The ongoing cost of our full wealth management service is based upon the assets that we influence and manage. These range from 1.5% to 0.25% depending on the size of the portfolio.

We do not charge for initial meetings to ensure that when our clients become clients, they know that it is the right decision for them, and we can be sure we will have a successful relationship over a lifetime. Prior to becoming a client, we will always set out the fees involved in pounds and pence.

I have concerns about the ongoing cost for administering a discretionary or absolute trust. Would it not be more economic to use a “ready-made” trust product available on the market?

The administrative cost and complexity very much depends on the assets you put into the trusts. When we recommend trusts to our clients, we try to keep things as simple as possible and, where possible, our aim is to avoid the need to submit a trustee tax return to simplify the annual reporting.

Obviously, where a trustee tax return is required we will provide all the relevant information needed to complete it.

In general terms, our aim when managing the taxation of trusts is for the trust investments to not be taxed any more punitively than assets held outside the trust wherever possible. There are a range of strategies available to achieve this, both from a wrapper selection approach and through understanding the wider family circumstances.

What are your views on investing in the AIM market given the current investment climate?

The AIM market is, by its nature, more volatile and is classified as a higher risk investment as you are investing into smaller companies and growing companies – including early stage and venture capital backed companies.

Our approach, however, is to focus on stock selection and portfolio construction to steer the portfolio towards more established companies with profitable, cash generative business models that acknowledge external shareholders.

In doing so, we aim to manage the volatility and risks somewhat, however, it is still equity investment; it will be riskier and you will still see more volatility. As such, it will not be suitable to everyone and the risk tolerance, appetite and investment horizon need to be considered carefully.

That said, taking a longer-term view, I believe the outlook for UK smaller companies has some attractive properties once you look past the significant headwinds of COVID-19 & Brexit.

Should I put my house in my children’s name to avoid inheritance tax?

The issue with putting your house in your children’s name is the rules around gifts with reservation. These rules mean that if you continued to benefit from the property (i.e. live in it) after the gift, the gift would not count; and inheritance tax would still be payable.

In order for it to qualify as a gift for inheritance tax purposes, you would need to pay your children a market rent once you have gifted your home to them. Your children would potentially have to pay income tax on the rent you pay to them, and there could also be capital gains tax payable between the date of the gift and date of death.

Depending on the financial circumstances of your children, there is also a risk that you could lose your home in the event of divorce or bankruptcy.

So, in short, it’s not without its issues and pitfalls that you need to be aware of.

Will my children pay tax on money that I gift to them?

Direct lifetime gifts can be made to any individual up to any amount without any immediate tax liability to you or the beneficiary. The key point is that to avoid inheritance tax you would need to survive seven years from the date of the gift.

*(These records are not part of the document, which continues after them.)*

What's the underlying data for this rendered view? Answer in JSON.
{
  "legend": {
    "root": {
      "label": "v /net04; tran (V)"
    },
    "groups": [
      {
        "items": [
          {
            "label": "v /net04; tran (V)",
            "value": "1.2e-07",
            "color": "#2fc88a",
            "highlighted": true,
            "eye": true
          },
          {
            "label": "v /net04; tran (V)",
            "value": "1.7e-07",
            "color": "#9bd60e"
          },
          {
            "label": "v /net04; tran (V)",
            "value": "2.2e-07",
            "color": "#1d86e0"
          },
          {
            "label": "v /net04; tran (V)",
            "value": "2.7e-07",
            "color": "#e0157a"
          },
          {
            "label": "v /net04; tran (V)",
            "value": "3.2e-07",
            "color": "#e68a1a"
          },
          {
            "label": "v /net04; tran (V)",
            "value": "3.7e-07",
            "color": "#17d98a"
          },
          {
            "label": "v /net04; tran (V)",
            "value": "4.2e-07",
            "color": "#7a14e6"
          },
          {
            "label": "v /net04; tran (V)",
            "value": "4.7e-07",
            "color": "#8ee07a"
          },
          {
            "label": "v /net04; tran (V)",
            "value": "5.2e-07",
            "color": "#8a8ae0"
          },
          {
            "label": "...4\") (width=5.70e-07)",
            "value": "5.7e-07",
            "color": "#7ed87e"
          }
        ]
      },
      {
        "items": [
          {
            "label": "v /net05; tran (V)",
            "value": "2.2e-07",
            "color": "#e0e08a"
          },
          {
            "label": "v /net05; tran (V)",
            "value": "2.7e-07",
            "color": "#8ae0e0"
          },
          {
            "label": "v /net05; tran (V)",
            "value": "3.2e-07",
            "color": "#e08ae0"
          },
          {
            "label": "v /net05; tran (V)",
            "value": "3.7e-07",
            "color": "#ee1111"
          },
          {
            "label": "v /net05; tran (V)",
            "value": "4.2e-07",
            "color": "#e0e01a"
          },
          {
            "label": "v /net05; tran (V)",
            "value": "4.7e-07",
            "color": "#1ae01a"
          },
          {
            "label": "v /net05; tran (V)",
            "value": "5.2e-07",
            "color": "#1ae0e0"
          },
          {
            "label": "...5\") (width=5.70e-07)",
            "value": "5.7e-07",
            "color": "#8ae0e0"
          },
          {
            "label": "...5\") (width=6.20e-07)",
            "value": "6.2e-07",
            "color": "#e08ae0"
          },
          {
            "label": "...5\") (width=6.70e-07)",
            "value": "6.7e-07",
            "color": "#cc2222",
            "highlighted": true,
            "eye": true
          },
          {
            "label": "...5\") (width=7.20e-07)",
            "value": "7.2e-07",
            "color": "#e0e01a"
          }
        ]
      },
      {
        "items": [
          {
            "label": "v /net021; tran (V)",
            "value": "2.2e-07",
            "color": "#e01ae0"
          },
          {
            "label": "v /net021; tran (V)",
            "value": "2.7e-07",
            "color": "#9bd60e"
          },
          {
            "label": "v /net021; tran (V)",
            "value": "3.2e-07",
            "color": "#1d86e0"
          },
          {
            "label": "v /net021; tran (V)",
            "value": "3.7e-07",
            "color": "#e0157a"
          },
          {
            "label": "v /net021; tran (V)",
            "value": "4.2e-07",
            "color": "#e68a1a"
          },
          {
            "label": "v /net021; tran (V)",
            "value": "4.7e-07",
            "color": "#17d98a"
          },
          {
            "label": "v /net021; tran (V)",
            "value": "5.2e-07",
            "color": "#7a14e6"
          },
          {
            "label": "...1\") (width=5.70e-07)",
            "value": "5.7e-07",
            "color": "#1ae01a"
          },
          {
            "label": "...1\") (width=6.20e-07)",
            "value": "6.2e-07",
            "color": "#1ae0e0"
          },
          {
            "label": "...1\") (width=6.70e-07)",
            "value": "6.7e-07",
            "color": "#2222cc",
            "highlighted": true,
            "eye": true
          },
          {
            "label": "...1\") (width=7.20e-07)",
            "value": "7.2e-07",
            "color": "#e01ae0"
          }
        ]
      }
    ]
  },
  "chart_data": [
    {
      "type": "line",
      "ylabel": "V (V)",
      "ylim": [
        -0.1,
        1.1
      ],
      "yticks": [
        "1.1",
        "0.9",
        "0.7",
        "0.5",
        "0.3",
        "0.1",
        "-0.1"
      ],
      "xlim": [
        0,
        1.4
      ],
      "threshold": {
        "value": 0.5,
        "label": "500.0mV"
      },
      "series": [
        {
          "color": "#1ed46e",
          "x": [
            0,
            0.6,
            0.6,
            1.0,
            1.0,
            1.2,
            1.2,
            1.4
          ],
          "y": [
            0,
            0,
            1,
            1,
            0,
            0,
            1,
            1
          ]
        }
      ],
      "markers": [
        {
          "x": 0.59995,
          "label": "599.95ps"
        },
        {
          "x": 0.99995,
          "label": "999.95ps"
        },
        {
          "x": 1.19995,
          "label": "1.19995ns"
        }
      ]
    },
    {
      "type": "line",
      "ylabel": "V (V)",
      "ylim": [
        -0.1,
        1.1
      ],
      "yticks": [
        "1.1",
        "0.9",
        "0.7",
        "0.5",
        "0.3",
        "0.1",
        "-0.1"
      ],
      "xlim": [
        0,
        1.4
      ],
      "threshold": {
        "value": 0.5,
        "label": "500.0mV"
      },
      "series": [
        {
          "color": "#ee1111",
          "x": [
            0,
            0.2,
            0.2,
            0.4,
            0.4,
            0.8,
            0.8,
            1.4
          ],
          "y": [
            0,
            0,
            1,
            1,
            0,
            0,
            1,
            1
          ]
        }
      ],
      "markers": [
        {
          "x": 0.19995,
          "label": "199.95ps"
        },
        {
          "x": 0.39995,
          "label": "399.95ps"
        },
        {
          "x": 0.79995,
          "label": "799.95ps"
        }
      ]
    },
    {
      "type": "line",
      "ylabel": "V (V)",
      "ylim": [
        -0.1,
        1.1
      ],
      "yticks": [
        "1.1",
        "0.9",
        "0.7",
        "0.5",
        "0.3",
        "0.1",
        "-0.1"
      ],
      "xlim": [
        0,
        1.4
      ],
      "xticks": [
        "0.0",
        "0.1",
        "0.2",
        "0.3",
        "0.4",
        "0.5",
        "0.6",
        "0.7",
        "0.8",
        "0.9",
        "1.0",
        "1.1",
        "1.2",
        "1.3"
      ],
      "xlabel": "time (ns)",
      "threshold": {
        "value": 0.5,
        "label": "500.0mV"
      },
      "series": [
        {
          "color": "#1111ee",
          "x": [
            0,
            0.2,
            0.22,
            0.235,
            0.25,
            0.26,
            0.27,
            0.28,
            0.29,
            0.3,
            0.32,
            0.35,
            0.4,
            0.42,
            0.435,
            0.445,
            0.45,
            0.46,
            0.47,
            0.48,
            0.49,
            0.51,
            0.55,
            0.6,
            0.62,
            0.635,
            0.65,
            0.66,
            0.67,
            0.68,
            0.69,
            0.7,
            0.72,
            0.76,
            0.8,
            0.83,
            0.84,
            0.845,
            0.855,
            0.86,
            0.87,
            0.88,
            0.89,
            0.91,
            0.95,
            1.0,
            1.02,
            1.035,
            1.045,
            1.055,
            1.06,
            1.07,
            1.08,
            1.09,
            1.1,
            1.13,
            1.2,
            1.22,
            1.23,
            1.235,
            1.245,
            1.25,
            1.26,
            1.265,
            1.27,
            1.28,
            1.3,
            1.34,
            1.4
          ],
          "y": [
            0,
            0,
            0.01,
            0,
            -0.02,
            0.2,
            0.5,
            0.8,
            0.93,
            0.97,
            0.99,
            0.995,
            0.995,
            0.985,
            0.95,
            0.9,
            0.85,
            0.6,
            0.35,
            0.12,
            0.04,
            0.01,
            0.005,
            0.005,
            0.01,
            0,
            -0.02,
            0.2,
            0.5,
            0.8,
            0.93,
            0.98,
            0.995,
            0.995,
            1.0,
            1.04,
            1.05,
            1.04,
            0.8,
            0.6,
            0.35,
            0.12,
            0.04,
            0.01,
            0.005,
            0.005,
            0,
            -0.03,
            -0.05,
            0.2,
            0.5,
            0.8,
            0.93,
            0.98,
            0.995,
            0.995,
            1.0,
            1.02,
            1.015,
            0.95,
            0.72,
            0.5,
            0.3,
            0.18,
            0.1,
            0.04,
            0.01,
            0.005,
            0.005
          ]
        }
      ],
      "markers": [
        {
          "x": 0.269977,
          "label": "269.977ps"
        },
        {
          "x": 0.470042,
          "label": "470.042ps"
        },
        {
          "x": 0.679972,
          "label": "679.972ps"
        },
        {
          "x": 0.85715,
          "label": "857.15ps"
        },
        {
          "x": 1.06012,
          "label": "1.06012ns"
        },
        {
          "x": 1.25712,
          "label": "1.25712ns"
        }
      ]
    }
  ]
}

My husband passed away in 2011. Does this mean his residential nil rate band passes over to me?

Yes – the residential nil rate band is transferable between spouses and civil partners on death, much like the standard nil rate band. This is irrespective of when the first death occurred.

Risk warning: The content contained in this blog represents the opinions of Equilibrium Investment Management LLP (EIM) and Equilibrium Financial Planning LLP (EFP). The commentary in no way constitutes a solicitation of investment advice. It should not be relied upon in making investment decisions and is intended solely for the entertainment of the viewer. Past performance is never a guide to future performance. Investments will fall as well as rise and you may not get back your original investment.